5. It is the royal prerogative of the great Jehovah to order as well as appoint things that are coming and that shall come: "I appointed the ancient people, and the things that are coming and shall come" (Isa 44:7). None can appoint God the time. He saith, "Who is like Me? and who will appoint Me the time?" (Jer 50:44). Hence time is said to travail with those eternal decrees of God, and brings forth the accomplishment of them in their proper season; and the decree will bring forth ("Before the decree bring forth," Zep 2:2). Every thing hath its accomplishment in time, which was decreed to fall out from all eternity.

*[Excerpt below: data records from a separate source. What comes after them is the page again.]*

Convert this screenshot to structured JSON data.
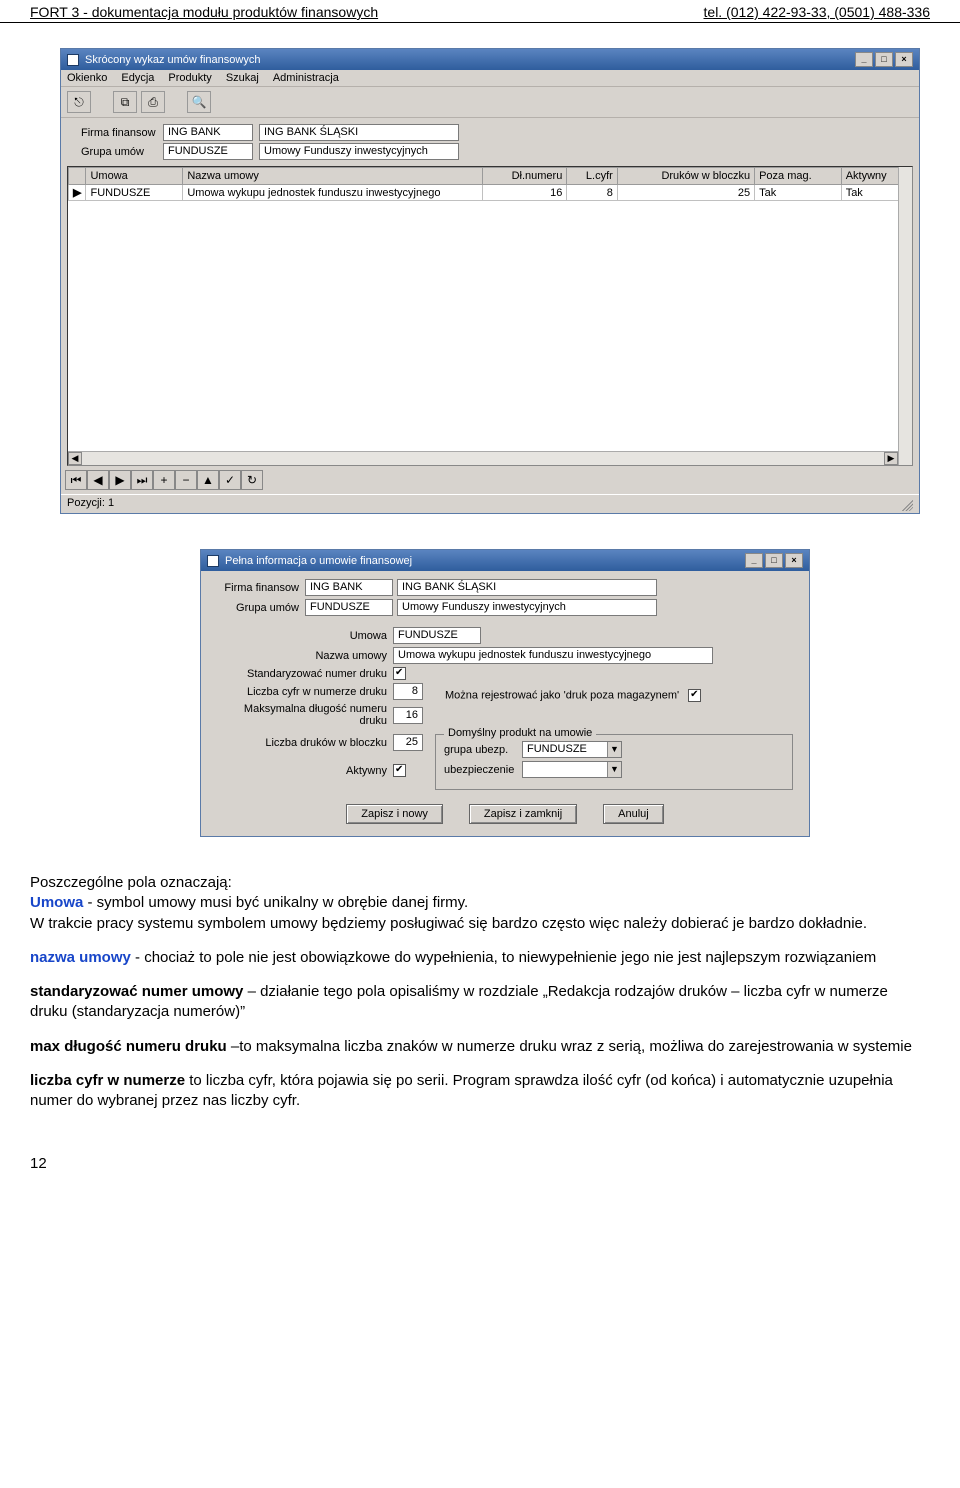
{
  "page_header": {
    "left": "FORT 3 - dokumentacja modułu produktów finansowych",
    "right": "tel. (012) 422-93-33, (0501) 488-336"
  },
  "window1": {
    "title": "Skrócony wykaz umów finansowych",
    "menu": [
      "Okienko",
      "Edycja",
      "Produkty",
      "Szukaj",
      "Administracja"
    ],
    "toolbar_icons": [
      "exit-icon",
      "copy-icon",
      "print-icon",
      "",
      "find-icon"
    ],
    "form": {
      "firma_label": "Firma finansow",
      "firma_code": "ING BANK",
      "firma_name": "ING BANK ŚLĄSKI",
      "grupa_label": "Grupa umów",
      "grupa_code": "FUNDUSZE",
      "grupa_name": "Umowy Funduszy inwestycyjnych"
    },
    "grid": {
      "headers": [
        "Umowa",
        "Nazwa umowy",
        "Dł.numeru",
        "L.cyfr",
        "Druków w bloczku",
        "Poza mag.",
        "Aktywny"
      ],
      "row": {
        "umowa": "FUNDUSZE",
        "nazwa": "Umowa wykupu jednostek funduszu inwestycyjnego",
        "dl": "16",
        "lc": "8",
        "druki": "25",
        "poza": "Tak",
        "akt": "Tak"
      }
    },
    "nav_icons": [
      "⏮",
      "◀",
      "▶",
      "⏭",
      "+",
      "−",
      "▲",
      "✓",
      "↻"
    ],
    "status": "Pozycji: 1"
  },
  "window2": {
    "title": "Pełna informacja o umowie finansowej",
    "firma_label": "Firma finansow",
    "firma_code": "ING BANK",
    "firma_name": "ING BANK ŚLĄSKI",
    "grupa_label": "Grupa umów",
    "grupa_code": "FUNDUSZE",
    "grupa_name": "Umowy Funduszy inwestycyjnych",
    "umowa_label": "Umowa",
    "umowa_val": "FUNDUSZE",
    "nazwa_label": "Nazwa umowy",
    "nazwa_val": "Umowa wykupu jednostek funduszu inwestycyjnego",
    "stand_label": "Standaryzować numer druku",
    "lcyfr_label": "Liczba cyfr w numerze druku",
    "lcyfr_val": "8",
    "maxdl_label": "Maksymalna długość numeru druku",
    "maxdl_val": "16",
    "rejestr_label": "Można rejestrować jako 'druk poza magazynem'",
    "bloczek_label": "Liczba druków w bloczku",
    "bloczek_val": "25",
    "aktywny_label": "Aktywny",
    "fieldset_legend": "Domyślny produkt na umowie",
    "fs_grupa_label": "grupa ubezp.",
    "fs_grupa_val": "FUNDUSZE",
    "fs_ubezp_label": "ubezpieczenie",
    "fs_ubezp_val": "",
    "btn_save_new": "Zapisz i nowy",
    "btn_save_close": "Zapisz i zamknij",
    "btn_cancel": "Anuluj"
  },
  "text": {
    "p1_lead": "Poszczególne pola oznaczają:",
    "p1_b": "Umowa",
    "p1_rest": " - symbol umowy musi być unikalny w obrębie danej firmy.",
    "p2": "W trakcie pracy systemu symbolem umowy będziemy posługiwać się bardzo często więc należy dobierać je bardzo dokładnie.",
    "p3_b": "nazwa umowy",
    "p3_rest": " - chociaż to pole nie jest obowiązkowe do wypełnienia, to niewypełnienie jego nie jest najlepszym rozwiązaniem",
    "p4_b": "standaryzować numer umowy",
    "p4_rest": " – działanie tego pola opisaliśmy w rozdziale „Redakcja rodzajów druków – liczba cyfr w numerze druku (standaryzacja numerów)”",
    "p5_b": "max długość numeru druku",
    "p5_rest": " –to maksymalna liczba znaków w numerze druku wraz z serią, możliwa do zarejestrowania w systemie",
    "p6_b": "liczba cyfr w numerze",
    "p6_rest": " to liczba cyfr, która pojawia się po serii. Program sprawdza ilość cyfr (od końca) i automatycznie uzupełnia numer do wybranej przez nas liczby cyfr."
  },
  "page_number": "12"
}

6. If human concerns have this encomium that "these are ancient things" (1Ch 4:22), how much more the Divine decree, which is not the work of yesterday! If the negative part of predestination (the ungodly) were "of old ordained" (Jude 1:4), then much more the positive, God's purpose of loving Jacob, as well as hating Esau, was before they had done "either good or evil" (Romans 9:11).
Objection. Some may object, saying, We grant God's prescience or foreknowledge to be eternal, but not His predestination; that choice or election mentioned in 1Co 1:27-29 must be a temporal, not an eternal, election.

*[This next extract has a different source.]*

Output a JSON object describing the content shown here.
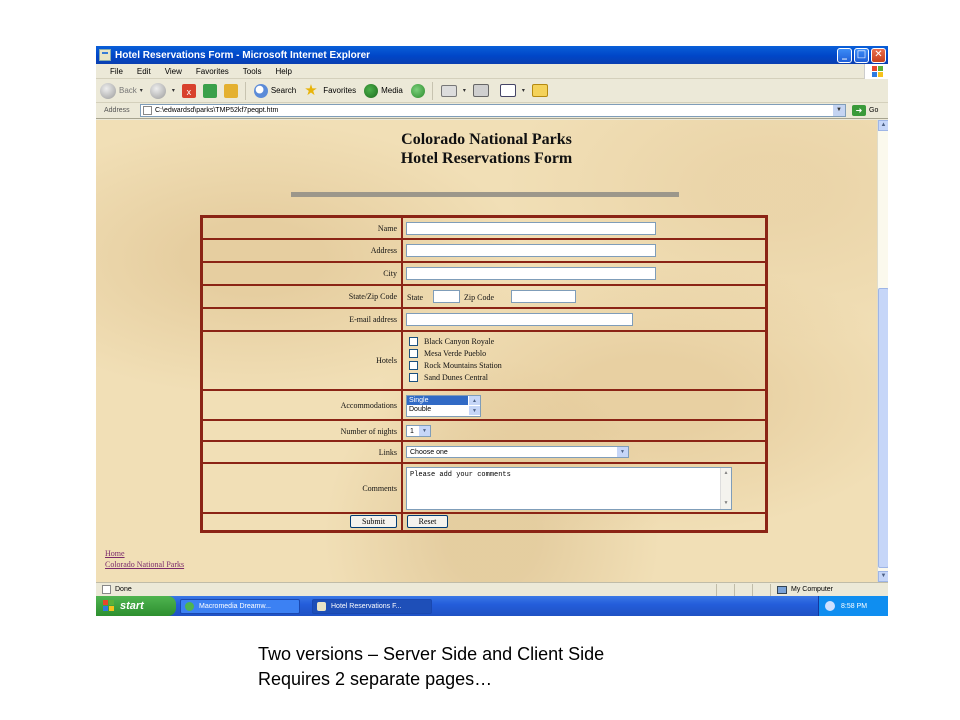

1. With God, the knowledge of things that shall come to pass must follow the decree of it; for things must first be decreed, and then foreseen in that being which they have in the decree; in this sense prescience presupposes predestination. "Known unto God are all His works from the beginning of the world" (Acts 15:18). God hath not an imperfect but a thorough foreknowledge of all future things; the means and the end; not only as they may be, but also as they shall be, by His Divine determination.
2. Prescience, or fore-knowledge, is taken for God's love from eternity. "Whom He did foreknow He also did predestinate" (Romans 8:29); that is, "whom He fore-loved" so Zanchius reads it. Whom He foreknew, not only with the knowledge of observation, but with the knowledge of approbation also; He foreknew them to be His. So it is predestination itself; and to grant an eternal prescience without an
eternal predestination, is to break the links of that golden chain in Romans 8:29,30. "God hath not," and God will not, "cast away His people which He foreknew" (Romans 11:2).
3. Some grant a predestination eternal to the elect only, but to the non-elect only a prescience or naked foresight (without any pre- ordination), lest they should make God the author of the creature's sin and ruin. But these men fear where no fear is; for the worst evil that ever was committed in the world, to wit, the crucifying of the Prince of glory, Jesus Christ, did not only fall under the foreknowledge of God, but
also under His determinate counsel, "Him being delivered by the determinate counsel and foreknowledge of God, ye have taken, and by wicked hands have crucified and slain" (Act 2:23; 4:28); the taking and apprehension of Christ was not barely foreknown but unchangeably determined.
4. Even suppose it be granted that the apostle speaks of a temporal election, or choice, in 1Co 1:27, etc., yet that signifies no more than our vocation or calling; and temporal reprobation intimates no more than man's obduration. The accomplishment of both these is granted to be in time, so may not be confounded with this eternal decree of God; these are but fruits and effects of that eternal decree.
Inferences drawn from the foregoing.
1. Is God's love eternal? Then Satan cannot get beyond or between this love of God and us; for it was before the world was, and so before Satan was.
2. Augustine told a curious fool that asked what God did before the world was made, "that He made hell for such as him;" but this teaches us that God was choosing us to Himself before the world began. O wonderful!
3. If so, believer, then thy saintship and sufferings have eternal glory wrapped up in them. All this comfort is lost in the contrary doctrine.